## Try it
Each record is to be given again without alteration.

## Information given
---+---

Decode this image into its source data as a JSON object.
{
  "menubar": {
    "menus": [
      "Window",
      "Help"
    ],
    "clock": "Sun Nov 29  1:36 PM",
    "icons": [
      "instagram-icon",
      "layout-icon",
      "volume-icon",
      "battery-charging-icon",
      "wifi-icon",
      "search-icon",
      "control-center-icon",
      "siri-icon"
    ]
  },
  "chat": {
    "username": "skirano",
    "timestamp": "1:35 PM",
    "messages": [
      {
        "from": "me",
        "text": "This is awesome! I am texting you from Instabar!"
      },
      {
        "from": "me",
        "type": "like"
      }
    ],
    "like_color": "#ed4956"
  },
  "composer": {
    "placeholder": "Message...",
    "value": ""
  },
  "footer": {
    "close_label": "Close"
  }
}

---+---

## Answer area
Decode this image into its source data as a JSON object.
{
  "menubar": {
    "menus": [
      "Window",
      "Help"
    ],
    "clock": "Sun Nov 29  1:36 PM",
    "icons": [
      "instagram-icon",
      "layout-icon",
      "volume-icon",
      "battery-charging-icon",
      "wifi-icon",
      "search-icon",
      "control-center-icon",
      "siri-icon"
    ]
  },
  "chat": {
    "username": "skirano",
    "timestamp": "1:35 PM",
    "messages": [
      {
        "from": "me",
        "text": "This is awesome! I am texting you from Instabar!"
      },
      {
        "from": "me",
        "type": "like"
      }
    ],
    "like_color": "#ed4956"
  },
  "composer": {
    "placeholder": "Message...",
    "value": ""
  },
  "footer": {
    "close_label": "Close"
  }
}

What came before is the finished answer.